7. I understand that you are planning to offer a translation service to bloggers. Why? What's the market opportunity?
The market opportunity is a two-way road. It’s obvious that English is the most common language in Europe. If you want to reach a large audience in Europe and USA, the easiest way is to write in English. Spanish companies are getting more and more investment from abroad and start-ups are beginning to think in a broad way about their market. The world is flat.
Automatic translators do not work properly with dense and rich blogs, so there’s room for professional translators here. The biggest cost for a translator is to specialize in the vocabulary of an area, for example, software. With individual blogs, we can take that away, because the language, special words and expressions are similar every time.
Our products do not only include professional translations but also the adaptation of their blogging software to it. Taking care of SEO matters, ease for clients and freshness of content, we offer the translation of a post within 24 hours. The blogger only has to blog in his or her usual way. We adapt the templates and take care of the translated version. The clients get an identical blog, with the texts in Spanish, with no additional time invested. We only have done it so far in WordPress, our favourite blog software, but we have researched others and would be able to do it as soon any client requests it.
8. Will it be just Spanish-toEnglish? Would you do English-to-Spanish?
We are also thinking about translation to Spanish. English, French and German are our first choices. We consider Spanish audience very attractive to some English-speaking bloggers all over the world.

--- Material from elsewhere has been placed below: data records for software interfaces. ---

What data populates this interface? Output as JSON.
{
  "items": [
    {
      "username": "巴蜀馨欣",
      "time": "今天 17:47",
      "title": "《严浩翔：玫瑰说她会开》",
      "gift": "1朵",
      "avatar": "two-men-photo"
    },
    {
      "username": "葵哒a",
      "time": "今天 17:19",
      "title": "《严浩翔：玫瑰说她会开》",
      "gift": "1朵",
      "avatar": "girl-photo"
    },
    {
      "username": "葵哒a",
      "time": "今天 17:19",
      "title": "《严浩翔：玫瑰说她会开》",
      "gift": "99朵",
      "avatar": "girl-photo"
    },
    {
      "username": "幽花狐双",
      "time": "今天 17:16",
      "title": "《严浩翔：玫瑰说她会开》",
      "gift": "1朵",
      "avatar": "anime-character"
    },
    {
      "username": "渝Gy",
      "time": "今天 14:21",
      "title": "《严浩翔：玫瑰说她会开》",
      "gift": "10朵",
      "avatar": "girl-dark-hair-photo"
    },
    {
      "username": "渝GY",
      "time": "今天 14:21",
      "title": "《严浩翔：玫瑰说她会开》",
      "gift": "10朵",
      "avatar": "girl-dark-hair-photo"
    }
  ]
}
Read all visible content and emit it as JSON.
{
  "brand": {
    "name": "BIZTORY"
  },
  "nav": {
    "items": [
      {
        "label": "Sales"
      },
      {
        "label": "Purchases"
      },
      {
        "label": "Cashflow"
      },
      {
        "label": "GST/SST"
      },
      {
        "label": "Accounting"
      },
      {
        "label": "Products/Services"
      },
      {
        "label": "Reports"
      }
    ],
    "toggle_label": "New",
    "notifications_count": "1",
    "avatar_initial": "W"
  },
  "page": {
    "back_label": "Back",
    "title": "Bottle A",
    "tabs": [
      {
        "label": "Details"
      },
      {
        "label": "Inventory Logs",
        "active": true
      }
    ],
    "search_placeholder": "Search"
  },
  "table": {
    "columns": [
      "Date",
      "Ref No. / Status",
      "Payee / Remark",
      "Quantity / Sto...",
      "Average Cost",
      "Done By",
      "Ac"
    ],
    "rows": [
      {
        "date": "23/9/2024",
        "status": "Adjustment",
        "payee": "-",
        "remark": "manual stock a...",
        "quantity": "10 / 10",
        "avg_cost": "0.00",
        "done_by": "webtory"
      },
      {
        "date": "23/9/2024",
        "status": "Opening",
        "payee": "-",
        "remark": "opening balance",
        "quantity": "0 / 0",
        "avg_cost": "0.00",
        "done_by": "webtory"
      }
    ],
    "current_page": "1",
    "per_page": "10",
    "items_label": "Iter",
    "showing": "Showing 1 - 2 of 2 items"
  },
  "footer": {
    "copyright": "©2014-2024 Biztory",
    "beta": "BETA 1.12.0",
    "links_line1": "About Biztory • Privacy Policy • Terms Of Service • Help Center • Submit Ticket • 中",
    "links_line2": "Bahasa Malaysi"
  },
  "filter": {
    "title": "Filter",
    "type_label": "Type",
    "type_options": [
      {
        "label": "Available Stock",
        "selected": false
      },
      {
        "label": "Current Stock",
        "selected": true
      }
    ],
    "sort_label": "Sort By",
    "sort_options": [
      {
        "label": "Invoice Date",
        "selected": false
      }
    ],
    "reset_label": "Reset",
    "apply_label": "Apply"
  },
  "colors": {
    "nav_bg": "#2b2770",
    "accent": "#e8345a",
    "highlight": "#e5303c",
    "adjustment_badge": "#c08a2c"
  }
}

The consumption of social media in Spain is one of the fastest growing in Europe, and with the weight of Latin American audiences, our product is simply a good choice.
Translating into Spanish is also a good idea because Spanish tends to overrate foreign ideas and people, and that usually gives English bloggers a good first impression.
9. Let's talk longterm. What impact do you see over the next five years of social media on Spain? How about Spanish interaction with the EU and the US?
The shock in the last three years has been so hard that nobody can say for certain. Big media conglomerates had been trying so many defensive strategies that failed. Now, they all join almost any innovation offered to them. This is mainly because small media companies had been fast and imaginative and are succeeding in the growing market of digital audiences. You may see it in the number of newspapers that have easy access to social media tools such as del.icio.us, digg, technorati or meneame (a popular Spanish Digg-style site). You can even see in the content of some news in mainstream media: sometimes you see a TV newscaster saying something that appeared in a blog six days earlier.
It's obvious that the audio and video will have a great impact in blogging in 2008. The number of video blggers and podcasters are increasing in a rate higher than 100% per year. Self-producing audio-visual content is the big change in Spanish media.
The influence of US culture is huge in Spain. Although many Spanish companies are in joint ventures with EU companies, the audience is strongly demanding US content over EU content. With more translation from French, German and Italian we hope to change that.
About 52% of the Spanish population between ages 17 and 52 have Internet access and is growing very fast, according to trusted sources. They represent the more affluent and better education portions of our society.
Spanish people tend to be expressive and passionate about what they like. I see an explosion of quality content. Prepare yourself.
10. Additional comments?
Spain IT community is beginning to think about the world in a “flatter” way. Spanish Content generators will follow them